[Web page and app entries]

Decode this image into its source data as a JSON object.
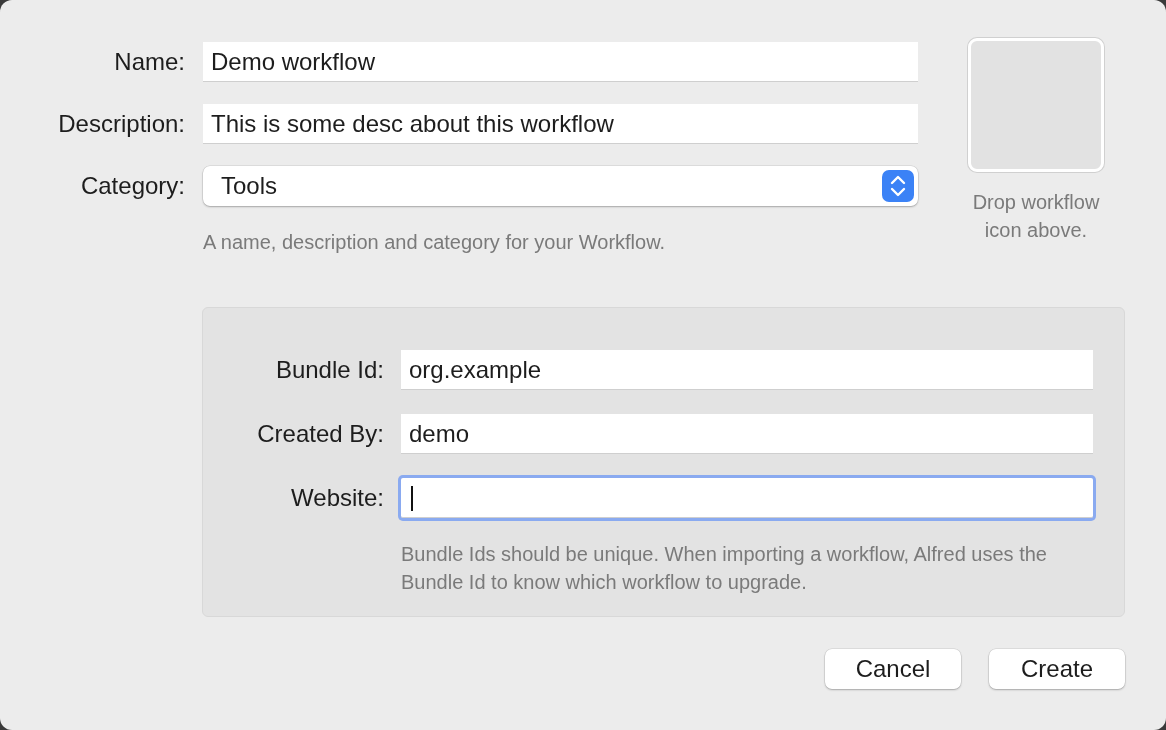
{
  "fields": [
    {
      "label": "Name:",
      "value": "Demo workflow",
      "kind": "text"
    },
    {
      "label": "Description:",
      "value": "This is some desc about this workflow",
      "kind": "text"
    },
    {
      "label": "Category:",
      "value": "Tools",
      "kind": "popup"
    }
  ],
  "fields_hint": "A name, description and category for your Workflow.",
  "icon_well": {
    "caption": "Drop workflow icon above."
  },
  "bundle": {
    "fields": [
      {
        "label": "Bundle Id:",
        "value": "org.example",
        "focused": false
      },
      {
        "label": "Created By:",
        "value": "demo",
        "focused": false
      },
      {
        "label": "Website:",
        "focused": true
      }
    ],
    "hint": "Bundle Ids should be unique. When importing a workflow, Alfred uses the Bundle Id to know which workflow to upgrade."
  },
  "buttons": [
    {
      "label": "Cancel"
    },
    {
      "label": "Create"
    }
  ]
}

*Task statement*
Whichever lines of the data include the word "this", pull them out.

*Exercise answer*
Decode this image into its source data as a JSON object.
      "value": "This is some desc about this workflow",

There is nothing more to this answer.